What is required: Could you return the data below exactly as it appears?

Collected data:
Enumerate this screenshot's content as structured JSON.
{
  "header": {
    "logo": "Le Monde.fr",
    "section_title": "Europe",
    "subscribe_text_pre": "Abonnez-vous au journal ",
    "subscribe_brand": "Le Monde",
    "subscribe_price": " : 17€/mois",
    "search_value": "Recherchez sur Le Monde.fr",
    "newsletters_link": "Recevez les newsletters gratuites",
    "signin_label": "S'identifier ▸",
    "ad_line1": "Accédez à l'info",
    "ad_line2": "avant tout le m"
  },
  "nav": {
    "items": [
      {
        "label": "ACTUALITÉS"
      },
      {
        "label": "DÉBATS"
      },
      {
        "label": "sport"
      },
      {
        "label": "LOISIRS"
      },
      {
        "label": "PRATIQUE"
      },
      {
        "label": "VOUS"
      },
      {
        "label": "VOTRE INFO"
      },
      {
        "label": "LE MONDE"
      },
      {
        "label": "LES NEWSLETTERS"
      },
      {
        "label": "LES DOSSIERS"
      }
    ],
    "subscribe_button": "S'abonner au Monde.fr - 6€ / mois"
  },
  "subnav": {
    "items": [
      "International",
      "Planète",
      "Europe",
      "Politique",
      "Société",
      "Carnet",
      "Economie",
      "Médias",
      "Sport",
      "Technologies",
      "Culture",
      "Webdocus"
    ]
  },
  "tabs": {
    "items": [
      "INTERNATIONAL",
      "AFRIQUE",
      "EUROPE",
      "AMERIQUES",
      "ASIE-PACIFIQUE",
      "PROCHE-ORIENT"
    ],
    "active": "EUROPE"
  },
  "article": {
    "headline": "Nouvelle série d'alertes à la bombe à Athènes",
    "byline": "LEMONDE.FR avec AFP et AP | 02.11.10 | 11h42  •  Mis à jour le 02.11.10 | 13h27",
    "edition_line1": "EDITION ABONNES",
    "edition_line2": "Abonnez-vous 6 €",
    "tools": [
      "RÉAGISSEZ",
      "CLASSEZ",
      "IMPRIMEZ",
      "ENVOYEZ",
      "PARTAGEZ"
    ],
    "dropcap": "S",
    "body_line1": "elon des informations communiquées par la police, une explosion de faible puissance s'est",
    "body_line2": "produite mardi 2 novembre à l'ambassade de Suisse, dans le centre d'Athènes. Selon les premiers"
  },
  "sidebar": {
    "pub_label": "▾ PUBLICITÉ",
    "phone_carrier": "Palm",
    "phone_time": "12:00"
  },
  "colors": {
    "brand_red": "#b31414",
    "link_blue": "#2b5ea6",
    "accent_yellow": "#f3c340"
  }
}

Solved problem:
Enumerate this screenshot's content as structured JSON.
{
  "header": {
    "logo": "Le Monde.fr",
    "section_title": "Europe",
    "subscribe_text_pre": "Abonnez-vous au journal ",
    "subscribe_brand": "Le Monde",
    "subscribe_price": " : 17€/mois",
    "search_value": "Recherchez sur Le Monde.fr",
    "newsletters_link": "Recevez les newsletters gratuites",
    "signin_label": "S'identifier ▸",
    "ad_line1": "Accédez à l'info",
    "ad_line2": "avant tout le m"
  },
  "nav": {
    "items": [
      {
        "label": "ACTUALITÉS"
      },
      {
        "label": "DÉBATS"
      },
      {
        "label": "sport"
      },
      {
        "label": "LOISIRS"
      },
      {
        "label": "PRATIQUE"
      },
      {
        "label": "VOUS"
      },
      {
        "label": "VOTRE INFO"
      },
      {
        "label": "LE MONDE"
      },
      {
        "label": "LES NEWSLETTERS"
      },
      {
        "label": "LES DOSSIERS"
      }
    ],
    "subscribe_button": "S'abonner au Monde.fr - 6€ / mois"
  },
  "subnav": {
    "items": [
      "International",
      "Planète",
      "Europe",
      "Politique",
      "Société",
      "Carnet",
      "Economie",
      "Médias",
      "Sport",
      "Technologies",
      "Culture",
      "Webdocus"
    ]
  },
  "tabs": {
    "items": [
      "INTERNATIONAL",
      "AFRIQUE",
      "EUROPE",
      "AMERIQUES",
      "ASIE-PACIFIQUE",
      "PROCHE-ORIENT"
    ],
    "active": "EUROPE"
  },
  "article": {
    "headline": "Nouvelle série d'alertes à la bombe à Athènes",
    "byline": "LEMONDE.FR avec AFP et AP | 02.11.10 | 11h42  •  Mis à jour le 02.11.10 | 13h27",
    "edition_line1": "EDITION ABONNES",
    "edition_line2": "Abonnez-vous 6 €",
    "tools": [
      "RÉAGISSEZ",
      "CLASSEZ",
      "IMPRIMEZ",
      "ENVOYEZ",
      "PARTAGEZ"
    ],
    "dropcap": "S",
    "body_line1": "elon des informations communiquées par la police, une explosion de faible puissance s'est",
    "body_line2": "produite mardi 2 novembre à l'ambassade de Suisse, dans le centre d'Athènes. Selon les premiers"
  },
  "sidebar": {
    "pub_label": "▾ PUBLICITÉ",
    "phone_carrier": "Palm",
    "phone_time": "12:00"
  },
  "colors": {
    "brand_red": "#b31414",
    "link_blue": "#2b5ea6",
    "accent_yellow": "#f3c340"
  }
}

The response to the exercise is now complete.